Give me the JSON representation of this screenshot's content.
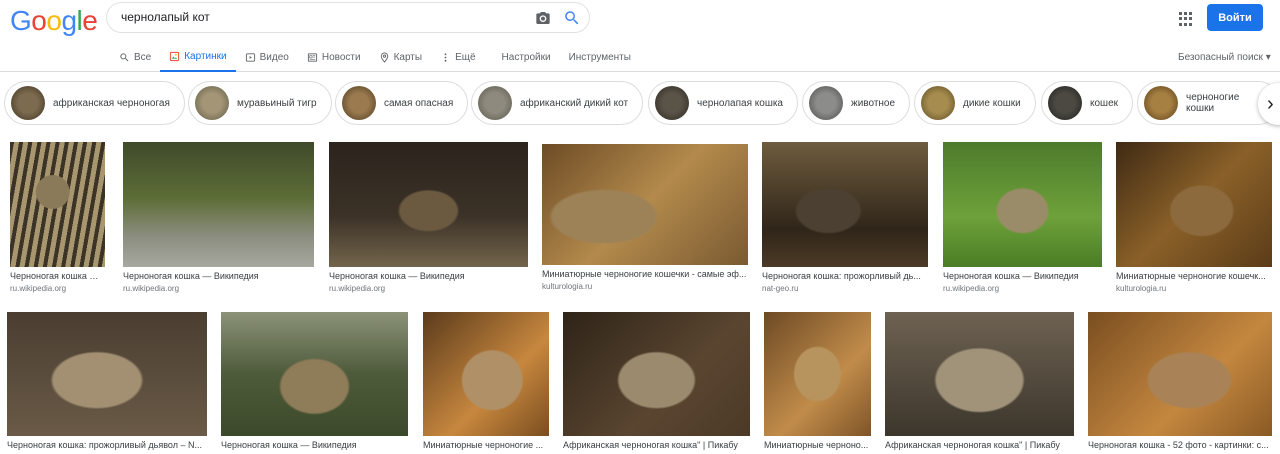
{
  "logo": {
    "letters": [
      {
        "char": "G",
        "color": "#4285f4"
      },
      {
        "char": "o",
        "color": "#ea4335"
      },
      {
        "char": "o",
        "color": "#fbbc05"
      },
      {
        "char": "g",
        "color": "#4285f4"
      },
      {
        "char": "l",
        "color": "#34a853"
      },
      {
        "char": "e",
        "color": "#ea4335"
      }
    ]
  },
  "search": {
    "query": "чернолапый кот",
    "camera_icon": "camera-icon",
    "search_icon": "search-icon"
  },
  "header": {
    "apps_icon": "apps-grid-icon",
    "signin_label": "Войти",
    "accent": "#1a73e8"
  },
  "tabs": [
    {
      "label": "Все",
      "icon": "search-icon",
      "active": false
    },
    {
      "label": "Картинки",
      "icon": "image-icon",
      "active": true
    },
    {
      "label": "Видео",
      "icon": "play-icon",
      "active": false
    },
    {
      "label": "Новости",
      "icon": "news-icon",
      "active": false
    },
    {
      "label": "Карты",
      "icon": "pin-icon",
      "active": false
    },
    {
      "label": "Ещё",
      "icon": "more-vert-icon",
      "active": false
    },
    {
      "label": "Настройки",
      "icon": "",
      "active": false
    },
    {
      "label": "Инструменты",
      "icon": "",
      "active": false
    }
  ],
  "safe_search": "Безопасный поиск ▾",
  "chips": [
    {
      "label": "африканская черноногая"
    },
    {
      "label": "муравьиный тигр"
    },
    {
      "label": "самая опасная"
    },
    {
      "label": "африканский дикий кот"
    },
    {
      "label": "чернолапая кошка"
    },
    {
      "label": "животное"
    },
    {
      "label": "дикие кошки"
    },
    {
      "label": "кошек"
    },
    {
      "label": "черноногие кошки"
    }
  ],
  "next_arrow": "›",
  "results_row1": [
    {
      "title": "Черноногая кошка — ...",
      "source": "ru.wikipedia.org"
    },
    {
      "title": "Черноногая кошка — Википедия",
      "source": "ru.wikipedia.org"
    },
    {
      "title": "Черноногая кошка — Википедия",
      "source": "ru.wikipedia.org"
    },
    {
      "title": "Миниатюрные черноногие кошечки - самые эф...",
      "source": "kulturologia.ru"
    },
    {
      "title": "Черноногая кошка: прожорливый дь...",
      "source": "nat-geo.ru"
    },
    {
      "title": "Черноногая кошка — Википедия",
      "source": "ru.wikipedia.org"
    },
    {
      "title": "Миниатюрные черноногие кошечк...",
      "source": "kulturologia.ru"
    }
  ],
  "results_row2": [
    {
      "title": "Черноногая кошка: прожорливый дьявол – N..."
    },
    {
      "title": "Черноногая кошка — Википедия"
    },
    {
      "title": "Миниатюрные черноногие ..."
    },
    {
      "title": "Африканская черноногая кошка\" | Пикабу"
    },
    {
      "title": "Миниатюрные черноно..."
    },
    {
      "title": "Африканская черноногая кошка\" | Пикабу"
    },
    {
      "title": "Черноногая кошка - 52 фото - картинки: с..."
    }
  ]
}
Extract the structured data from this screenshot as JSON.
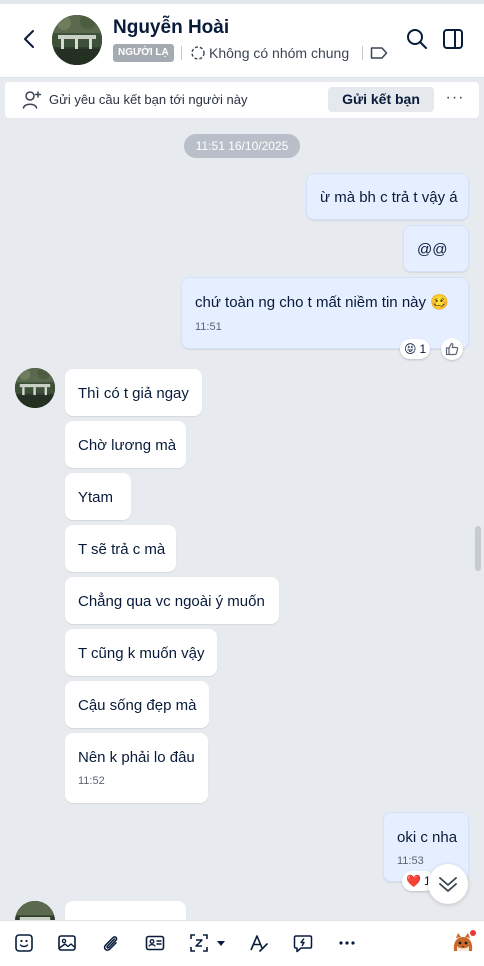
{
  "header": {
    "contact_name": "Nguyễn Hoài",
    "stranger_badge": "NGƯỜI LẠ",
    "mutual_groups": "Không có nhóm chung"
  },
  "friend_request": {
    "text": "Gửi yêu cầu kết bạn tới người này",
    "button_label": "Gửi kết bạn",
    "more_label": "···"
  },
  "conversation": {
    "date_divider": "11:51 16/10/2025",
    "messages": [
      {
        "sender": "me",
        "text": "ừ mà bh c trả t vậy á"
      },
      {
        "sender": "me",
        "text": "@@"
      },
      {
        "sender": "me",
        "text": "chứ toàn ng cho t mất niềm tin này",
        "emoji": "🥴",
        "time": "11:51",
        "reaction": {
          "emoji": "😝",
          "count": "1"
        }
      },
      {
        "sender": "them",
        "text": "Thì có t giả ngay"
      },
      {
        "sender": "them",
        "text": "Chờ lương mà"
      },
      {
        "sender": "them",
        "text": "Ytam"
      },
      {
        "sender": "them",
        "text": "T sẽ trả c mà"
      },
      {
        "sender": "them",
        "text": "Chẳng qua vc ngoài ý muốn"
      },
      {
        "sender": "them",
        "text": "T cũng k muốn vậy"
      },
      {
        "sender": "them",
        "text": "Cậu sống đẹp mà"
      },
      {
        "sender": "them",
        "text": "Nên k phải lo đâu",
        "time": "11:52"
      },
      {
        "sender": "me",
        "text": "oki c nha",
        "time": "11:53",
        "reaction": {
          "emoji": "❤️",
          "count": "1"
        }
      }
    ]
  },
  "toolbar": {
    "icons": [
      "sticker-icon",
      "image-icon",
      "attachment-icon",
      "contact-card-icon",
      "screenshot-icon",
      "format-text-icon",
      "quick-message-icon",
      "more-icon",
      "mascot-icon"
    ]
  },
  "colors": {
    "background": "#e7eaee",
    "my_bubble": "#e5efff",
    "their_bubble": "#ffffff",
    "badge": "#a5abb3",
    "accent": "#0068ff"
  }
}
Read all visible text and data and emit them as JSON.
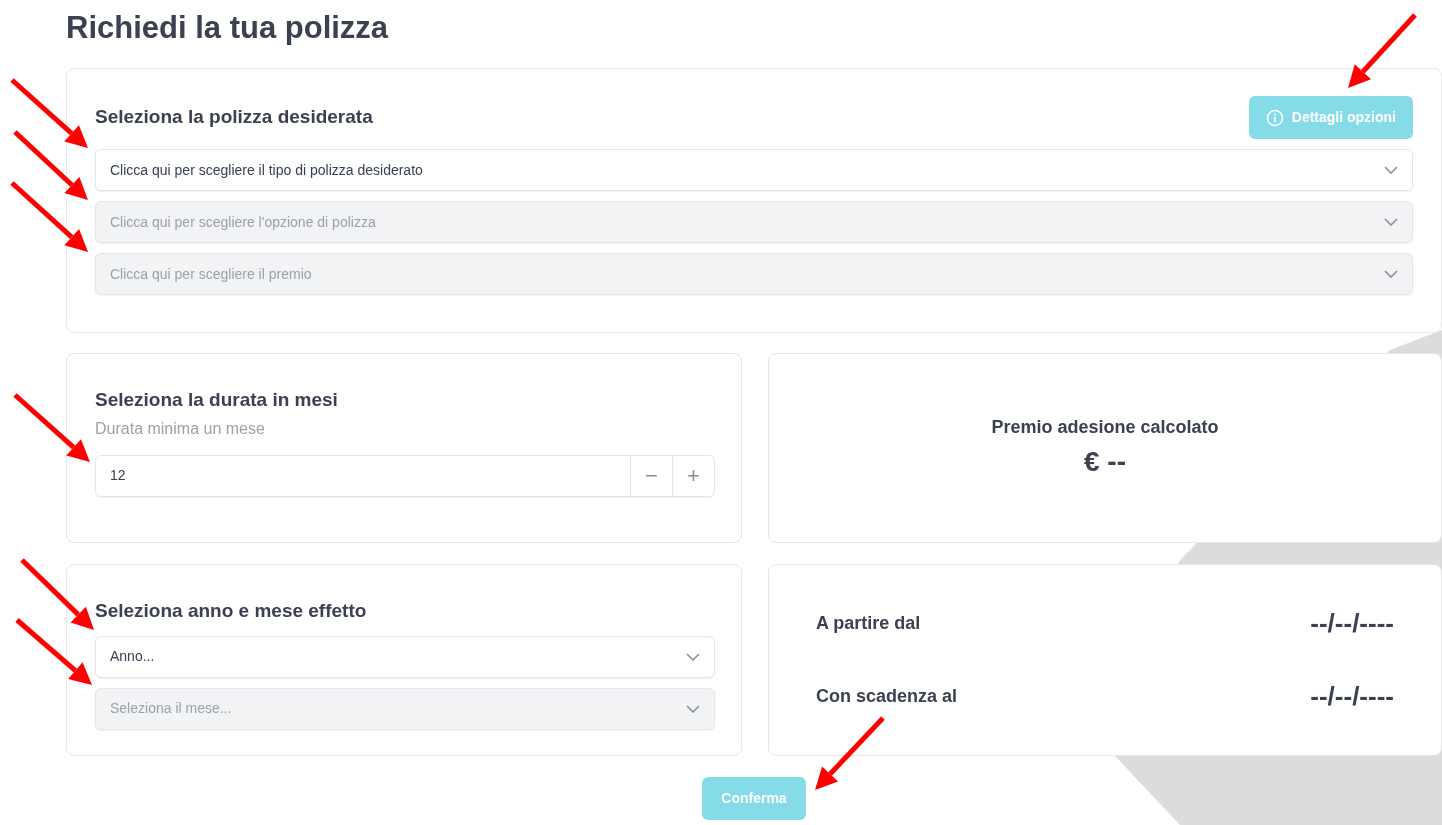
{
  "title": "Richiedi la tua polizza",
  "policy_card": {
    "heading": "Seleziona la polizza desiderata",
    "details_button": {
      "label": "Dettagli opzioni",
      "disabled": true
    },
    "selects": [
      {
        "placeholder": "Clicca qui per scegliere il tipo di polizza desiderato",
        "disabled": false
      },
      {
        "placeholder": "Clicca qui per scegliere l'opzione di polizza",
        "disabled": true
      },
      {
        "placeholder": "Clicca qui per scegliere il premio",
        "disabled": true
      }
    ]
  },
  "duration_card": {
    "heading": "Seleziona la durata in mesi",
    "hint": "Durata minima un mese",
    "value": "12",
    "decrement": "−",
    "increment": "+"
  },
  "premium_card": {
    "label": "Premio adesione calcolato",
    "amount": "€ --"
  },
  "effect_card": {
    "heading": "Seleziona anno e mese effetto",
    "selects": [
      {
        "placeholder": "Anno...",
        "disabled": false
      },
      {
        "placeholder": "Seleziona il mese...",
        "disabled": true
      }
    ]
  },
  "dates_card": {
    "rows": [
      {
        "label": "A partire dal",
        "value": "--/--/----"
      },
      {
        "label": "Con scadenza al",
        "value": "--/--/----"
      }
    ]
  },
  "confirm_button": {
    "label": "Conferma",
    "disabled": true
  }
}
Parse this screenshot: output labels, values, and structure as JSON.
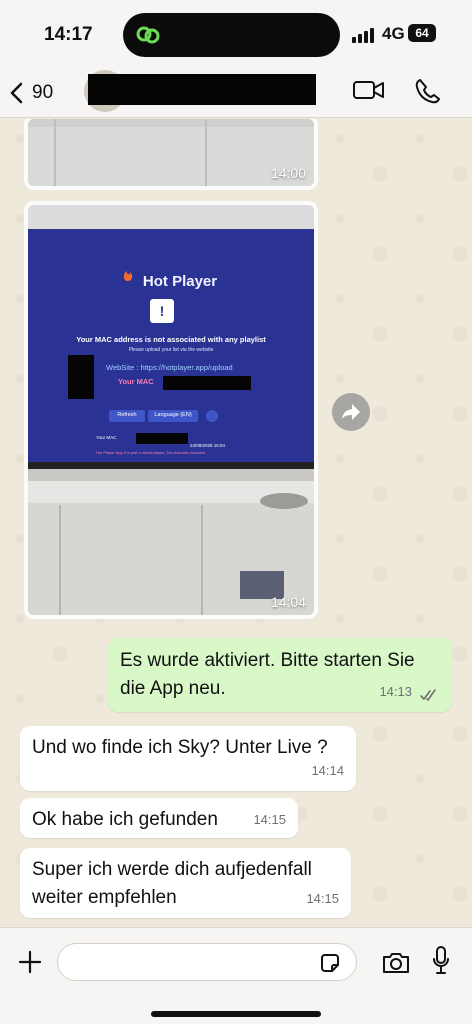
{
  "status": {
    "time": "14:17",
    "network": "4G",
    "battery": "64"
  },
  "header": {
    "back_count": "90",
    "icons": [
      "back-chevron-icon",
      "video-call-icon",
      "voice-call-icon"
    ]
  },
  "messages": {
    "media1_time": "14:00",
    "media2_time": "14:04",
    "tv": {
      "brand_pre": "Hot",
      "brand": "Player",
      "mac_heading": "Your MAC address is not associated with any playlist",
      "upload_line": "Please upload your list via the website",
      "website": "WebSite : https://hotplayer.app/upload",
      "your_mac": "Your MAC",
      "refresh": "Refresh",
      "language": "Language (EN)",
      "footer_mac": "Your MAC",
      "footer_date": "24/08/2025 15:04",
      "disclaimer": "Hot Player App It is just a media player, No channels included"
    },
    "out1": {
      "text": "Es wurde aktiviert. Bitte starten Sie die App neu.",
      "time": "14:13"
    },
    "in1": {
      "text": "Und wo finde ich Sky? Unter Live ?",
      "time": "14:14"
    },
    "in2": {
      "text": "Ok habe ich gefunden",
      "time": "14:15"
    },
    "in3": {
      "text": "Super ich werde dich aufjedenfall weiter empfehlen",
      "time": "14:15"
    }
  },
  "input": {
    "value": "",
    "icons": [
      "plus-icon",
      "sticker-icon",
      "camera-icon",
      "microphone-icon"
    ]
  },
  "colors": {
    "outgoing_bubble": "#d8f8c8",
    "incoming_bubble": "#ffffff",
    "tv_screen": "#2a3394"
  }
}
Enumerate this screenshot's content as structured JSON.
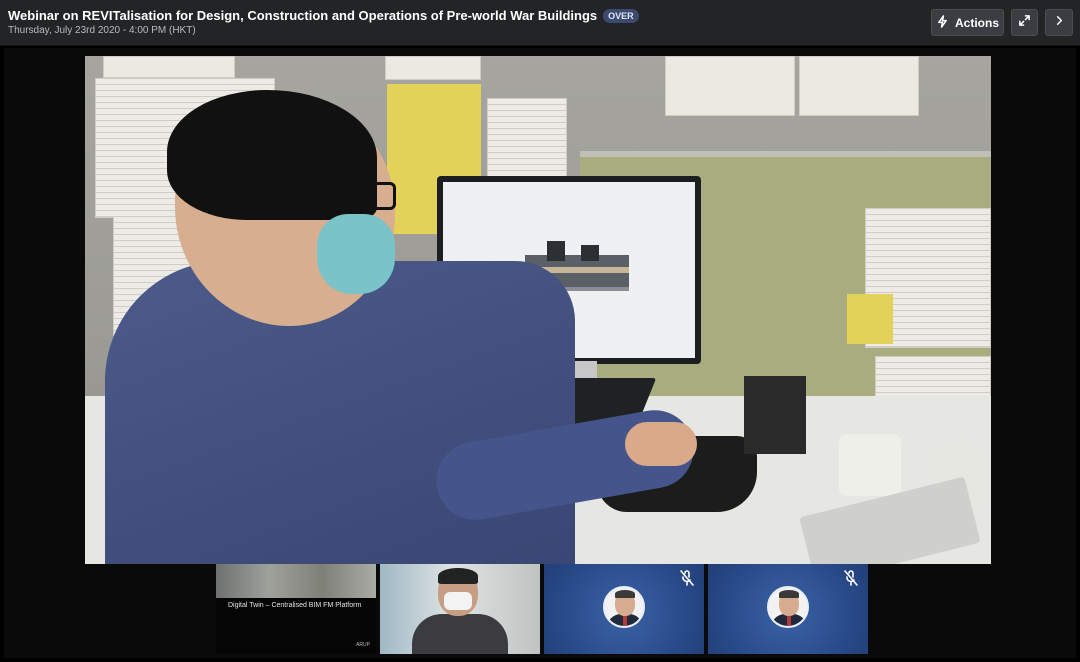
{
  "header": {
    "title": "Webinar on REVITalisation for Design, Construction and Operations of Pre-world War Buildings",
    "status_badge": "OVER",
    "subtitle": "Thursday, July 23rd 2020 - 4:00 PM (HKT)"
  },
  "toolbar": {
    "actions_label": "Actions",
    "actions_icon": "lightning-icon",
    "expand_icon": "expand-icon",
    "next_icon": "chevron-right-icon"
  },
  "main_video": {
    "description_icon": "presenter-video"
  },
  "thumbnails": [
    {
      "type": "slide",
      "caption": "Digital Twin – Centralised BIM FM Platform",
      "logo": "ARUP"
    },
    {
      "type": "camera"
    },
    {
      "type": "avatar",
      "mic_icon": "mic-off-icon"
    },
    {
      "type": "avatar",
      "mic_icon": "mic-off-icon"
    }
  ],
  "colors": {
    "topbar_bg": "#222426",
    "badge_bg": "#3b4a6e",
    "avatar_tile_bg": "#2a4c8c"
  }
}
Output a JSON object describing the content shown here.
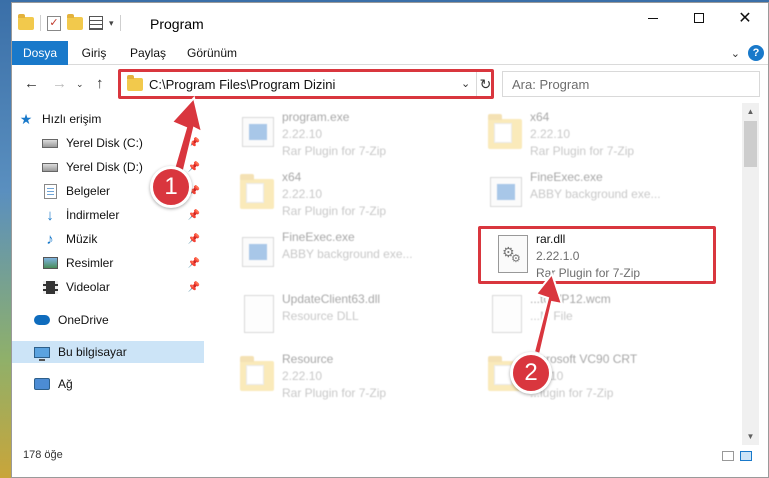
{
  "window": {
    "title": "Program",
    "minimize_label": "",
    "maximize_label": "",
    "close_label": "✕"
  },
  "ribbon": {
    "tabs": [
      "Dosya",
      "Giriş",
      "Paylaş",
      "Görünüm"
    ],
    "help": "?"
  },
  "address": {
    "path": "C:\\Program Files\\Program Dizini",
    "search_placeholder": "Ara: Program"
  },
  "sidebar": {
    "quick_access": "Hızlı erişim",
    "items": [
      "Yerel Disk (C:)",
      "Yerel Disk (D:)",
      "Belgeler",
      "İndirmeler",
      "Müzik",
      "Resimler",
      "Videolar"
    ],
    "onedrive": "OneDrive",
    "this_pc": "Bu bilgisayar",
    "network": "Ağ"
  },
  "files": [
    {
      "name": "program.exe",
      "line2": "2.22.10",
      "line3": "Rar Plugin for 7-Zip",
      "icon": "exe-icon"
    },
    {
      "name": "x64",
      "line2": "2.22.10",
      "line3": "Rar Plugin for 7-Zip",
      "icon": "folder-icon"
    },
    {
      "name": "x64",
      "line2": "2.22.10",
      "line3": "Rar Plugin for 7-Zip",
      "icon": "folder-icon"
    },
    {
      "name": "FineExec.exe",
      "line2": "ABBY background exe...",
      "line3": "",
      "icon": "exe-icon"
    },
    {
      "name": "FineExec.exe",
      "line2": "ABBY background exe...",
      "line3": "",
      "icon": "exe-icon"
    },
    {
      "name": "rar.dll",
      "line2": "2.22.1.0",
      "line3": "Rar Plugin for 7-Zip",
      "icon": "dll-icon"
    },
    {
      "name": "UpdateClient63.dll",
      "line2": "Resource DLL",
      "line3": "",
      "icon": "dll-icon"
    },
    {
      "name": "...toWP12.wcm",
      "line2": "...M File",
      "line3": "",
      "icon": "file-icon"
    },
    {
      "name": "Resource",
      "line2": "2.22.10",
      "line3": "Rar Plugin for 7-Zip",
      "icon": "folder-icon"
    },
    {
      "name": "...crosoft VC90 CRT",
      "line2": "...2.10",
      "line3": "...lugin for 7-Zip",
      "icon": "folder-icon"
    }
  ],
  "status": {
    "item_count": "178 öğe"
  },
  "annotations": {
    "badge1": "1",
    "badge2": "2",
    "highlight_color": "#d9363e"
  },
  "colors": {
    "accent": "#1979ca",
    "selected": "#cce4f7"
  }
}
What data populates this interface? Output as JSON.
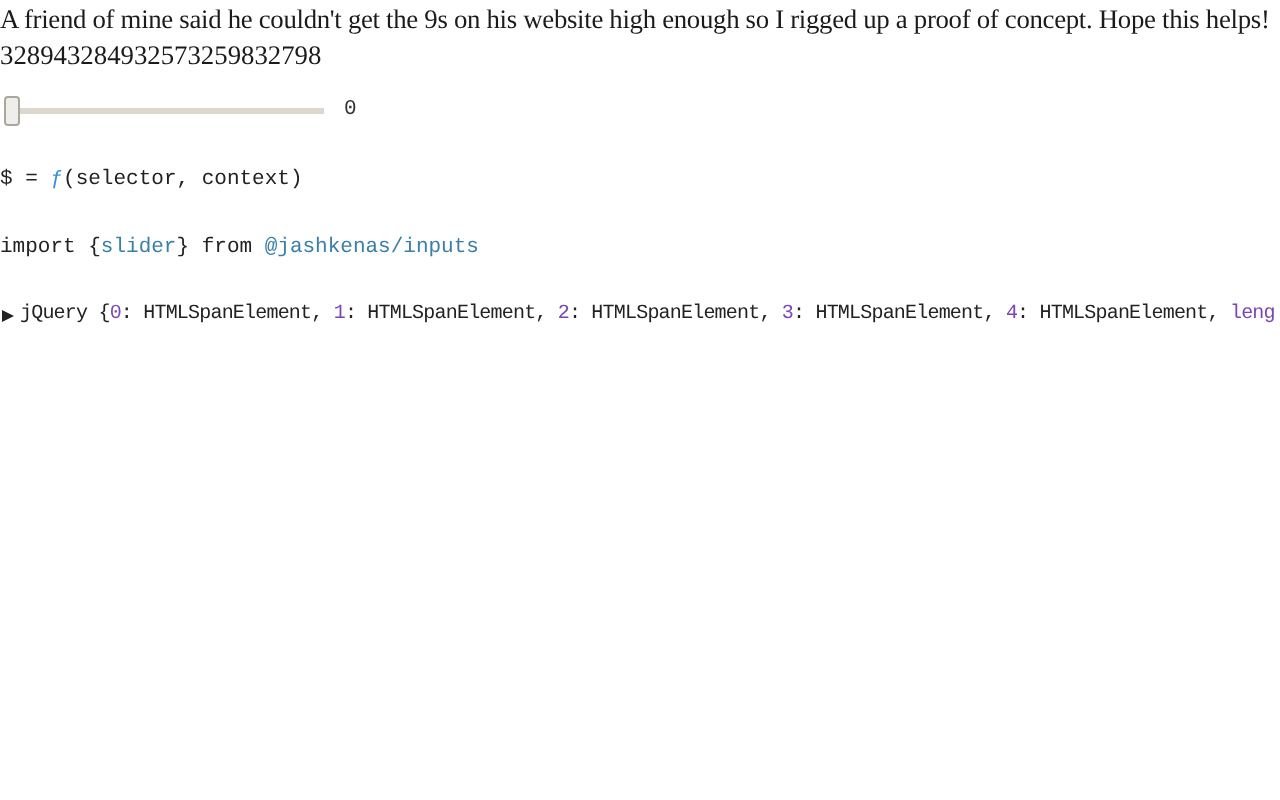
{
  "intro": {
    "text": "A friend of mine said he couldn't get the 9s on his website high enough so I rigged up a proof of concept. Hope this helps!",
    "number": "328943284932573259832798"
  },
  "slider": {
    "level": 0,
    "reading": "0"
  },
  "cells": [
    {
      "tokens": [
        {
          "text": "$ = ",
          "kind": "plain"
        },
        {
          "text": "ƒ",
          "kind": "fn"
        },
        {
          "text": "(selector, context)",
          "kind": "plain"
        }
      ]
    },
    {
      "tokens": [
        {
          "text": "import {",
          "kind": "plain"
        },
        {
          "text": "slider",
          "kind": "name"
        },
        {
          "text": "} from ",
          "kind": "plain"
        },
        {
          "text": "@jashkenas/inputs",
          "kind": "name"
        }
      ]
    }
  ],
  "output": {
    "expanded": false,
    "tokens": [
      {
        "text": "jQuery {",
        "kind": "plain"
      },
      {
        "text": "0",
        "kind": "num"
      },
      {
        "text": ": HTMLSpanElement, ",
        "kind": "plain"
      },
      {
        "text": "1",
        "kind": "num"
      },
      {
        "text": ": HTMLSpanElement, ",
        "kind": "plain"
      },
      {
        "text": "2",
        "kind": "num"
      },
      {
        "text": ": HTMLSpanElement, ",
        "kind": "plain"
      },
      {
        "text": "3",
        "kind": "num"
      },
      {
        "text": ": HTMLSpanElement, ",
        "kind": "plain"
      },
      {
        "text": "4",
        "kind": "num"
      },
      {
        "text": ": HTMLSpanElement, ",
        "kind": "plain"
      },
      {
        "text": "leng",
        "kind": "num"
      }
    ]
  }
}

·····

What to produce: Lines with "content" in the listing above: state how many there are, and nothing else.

Exercise result: 3